Task to complete
Wherever a line holds the word "root", copy that line from the data.

Input records
++++

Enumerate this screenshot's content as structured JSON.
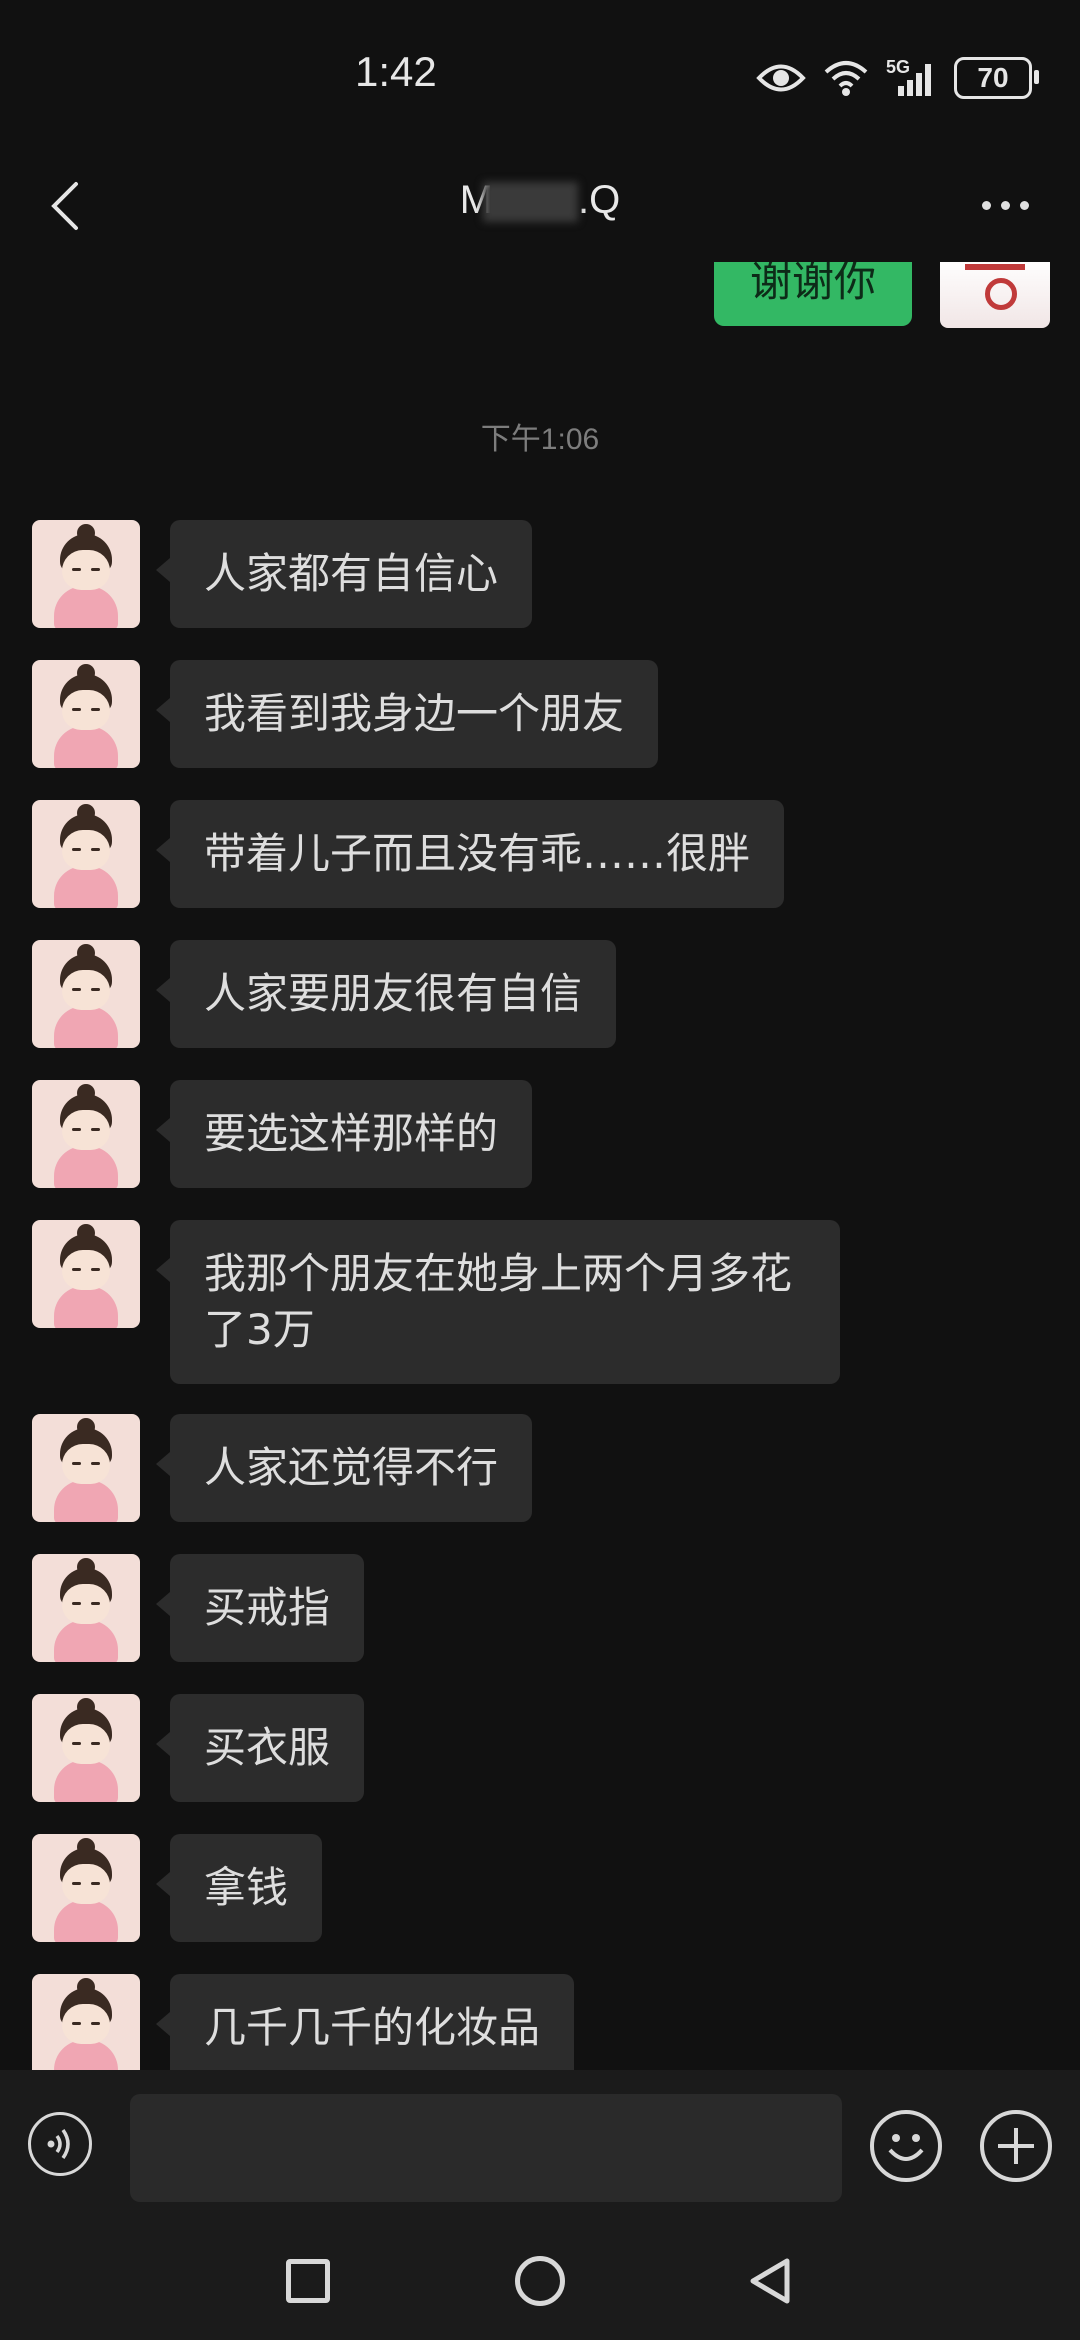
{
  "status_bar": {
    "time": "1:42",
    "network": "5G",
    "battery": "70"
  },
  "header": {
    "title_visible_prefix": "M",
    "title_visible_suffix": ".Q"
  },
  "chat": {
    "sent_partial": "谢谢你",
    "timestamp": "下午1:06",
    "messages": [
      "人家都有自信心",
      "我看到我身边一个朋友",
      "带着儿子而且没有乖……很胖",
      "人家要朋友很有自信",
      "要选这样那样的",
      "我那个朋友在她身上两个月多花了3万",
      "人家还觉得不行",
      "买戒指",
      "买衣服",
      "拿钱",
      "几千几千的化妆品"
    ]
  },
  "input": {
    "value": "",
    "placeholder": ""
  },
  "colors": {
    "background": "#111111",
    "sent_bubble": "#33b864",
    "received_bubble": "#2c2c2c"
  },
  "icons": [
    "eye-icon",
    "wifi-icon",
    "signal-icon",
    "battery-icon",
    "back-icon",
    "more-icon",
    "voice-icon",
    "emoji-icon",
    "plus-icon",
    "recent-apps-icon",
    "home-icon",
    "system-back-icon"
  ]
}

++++

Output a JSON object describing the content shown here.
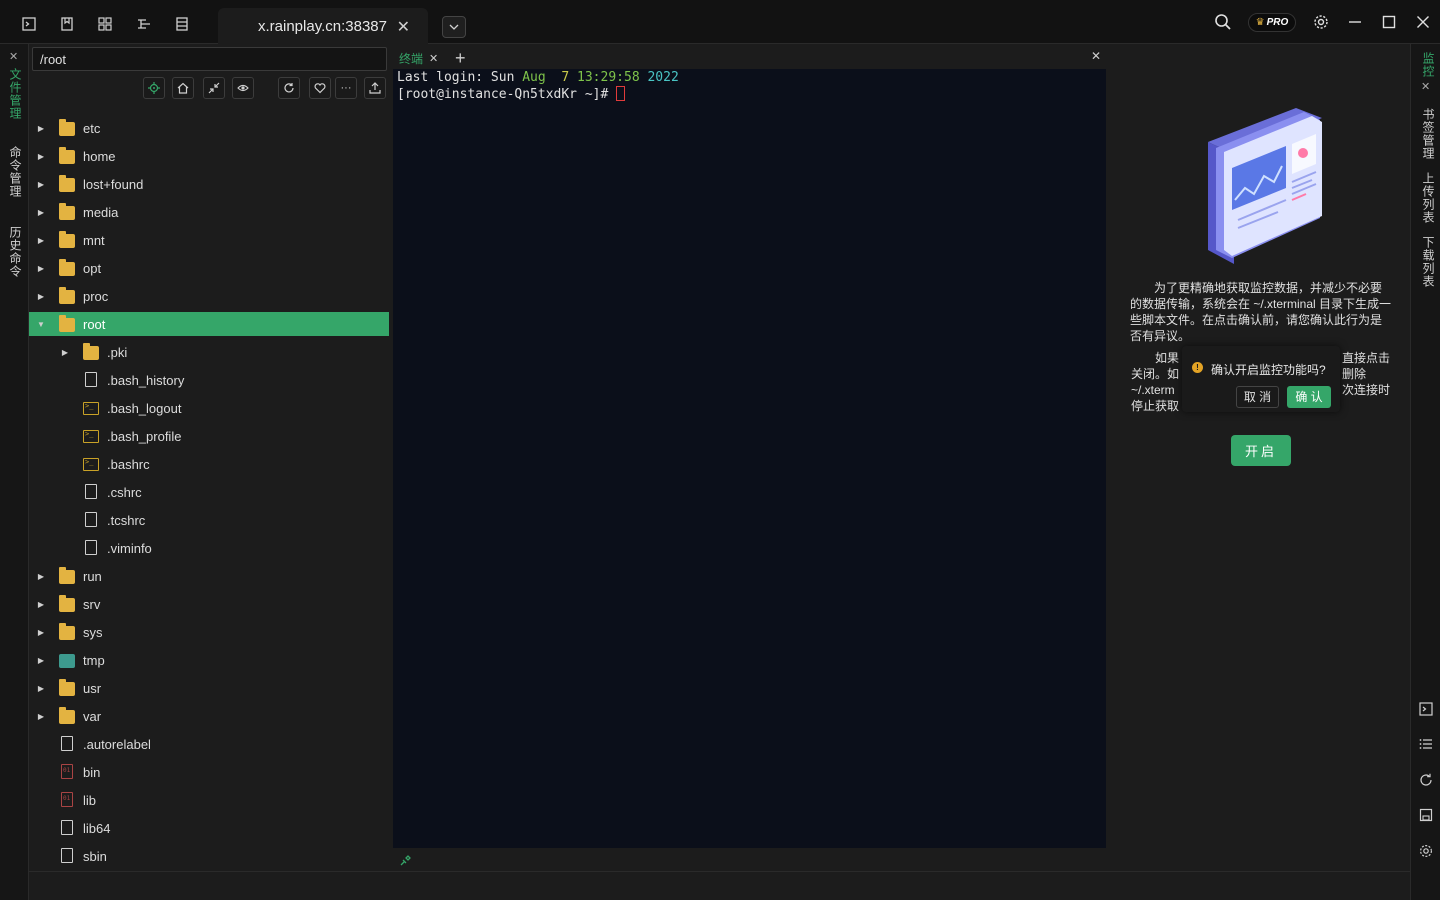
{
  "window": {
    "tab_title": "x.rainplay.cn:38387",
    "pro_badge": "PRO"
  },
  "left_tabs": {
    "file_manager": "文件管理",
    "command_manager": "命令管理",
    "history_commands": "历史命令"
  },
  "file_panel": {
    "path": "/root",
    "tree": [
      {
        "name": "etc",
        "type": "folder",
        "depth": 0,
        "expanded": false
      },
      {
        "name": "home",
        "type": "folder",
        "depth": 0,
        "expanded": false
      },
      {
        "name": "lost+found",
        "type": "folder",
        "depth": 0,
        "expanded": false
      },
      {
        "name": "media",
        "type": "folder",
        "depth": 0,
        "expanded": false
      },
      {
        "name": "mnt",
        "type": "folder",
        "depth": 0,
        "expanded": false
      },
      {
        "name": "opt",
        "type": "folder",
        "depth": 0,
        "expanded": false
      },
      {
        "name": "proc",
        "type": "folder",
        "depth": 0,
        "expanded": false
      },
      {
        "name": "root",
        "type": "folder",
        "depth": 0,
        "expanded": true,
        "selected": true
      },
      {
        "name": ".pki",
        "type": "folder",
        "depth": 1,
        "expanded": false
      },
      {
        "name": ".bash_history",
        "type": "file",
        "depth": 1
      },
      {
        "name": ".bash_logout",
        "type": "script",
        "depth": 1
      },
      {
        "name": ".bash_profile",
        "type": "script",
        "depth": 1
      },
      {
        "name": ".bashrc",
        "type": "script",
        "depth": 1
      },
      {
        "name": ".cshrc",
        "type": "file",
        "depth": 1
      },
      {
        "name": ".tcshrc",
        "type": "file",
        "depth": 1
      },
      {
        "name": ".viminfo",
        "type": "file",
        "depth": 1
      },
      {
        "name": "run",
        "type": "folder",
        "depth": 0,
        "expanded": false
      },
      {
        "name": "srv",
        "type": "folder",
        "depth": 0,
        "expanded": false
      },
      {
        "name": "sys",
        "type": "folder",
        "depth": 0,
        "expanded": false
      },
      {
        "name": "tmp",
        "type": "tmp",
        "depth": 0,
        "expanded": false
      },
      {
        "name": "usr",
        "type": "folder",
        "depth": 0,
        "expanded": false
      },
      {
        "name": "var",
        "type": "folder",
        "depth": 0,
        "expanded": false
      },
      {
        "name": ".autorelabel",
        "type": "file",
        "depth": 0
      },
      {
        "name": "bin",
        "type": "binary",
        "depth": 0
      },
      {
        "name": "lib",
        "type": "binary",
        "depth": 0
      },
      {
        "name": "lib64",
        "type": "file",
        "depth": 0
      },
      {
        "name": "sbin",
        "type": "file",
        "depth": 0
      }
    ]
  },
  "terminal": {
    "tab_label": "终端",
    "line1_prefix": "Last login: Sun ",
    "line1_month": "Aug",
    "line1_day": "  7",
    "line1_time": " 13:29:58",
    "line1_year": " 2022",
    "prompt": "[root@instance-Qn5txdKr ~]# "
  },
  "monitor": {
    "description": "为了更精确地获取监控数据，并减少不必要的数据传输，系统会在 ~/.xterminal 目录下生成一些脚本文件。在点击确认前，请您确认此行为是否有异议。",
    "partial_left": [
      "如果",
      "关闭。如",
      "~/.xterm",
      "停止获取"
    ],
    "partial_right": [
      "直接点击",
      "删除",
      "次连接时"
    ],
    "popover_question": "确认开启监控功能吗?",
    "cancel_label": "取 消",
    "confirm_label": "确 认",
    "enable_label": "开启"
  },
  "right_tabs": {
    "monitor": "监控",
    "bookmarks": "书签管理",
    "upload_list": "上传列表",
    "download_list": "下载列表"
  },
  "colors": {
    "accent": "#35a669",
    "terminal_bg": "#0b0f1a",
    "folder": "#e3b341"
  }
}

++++

Output of the task
    "path": "/root",
        "name": "root",
    "prompt": "[root@instance-Qn5txdKr ~]# "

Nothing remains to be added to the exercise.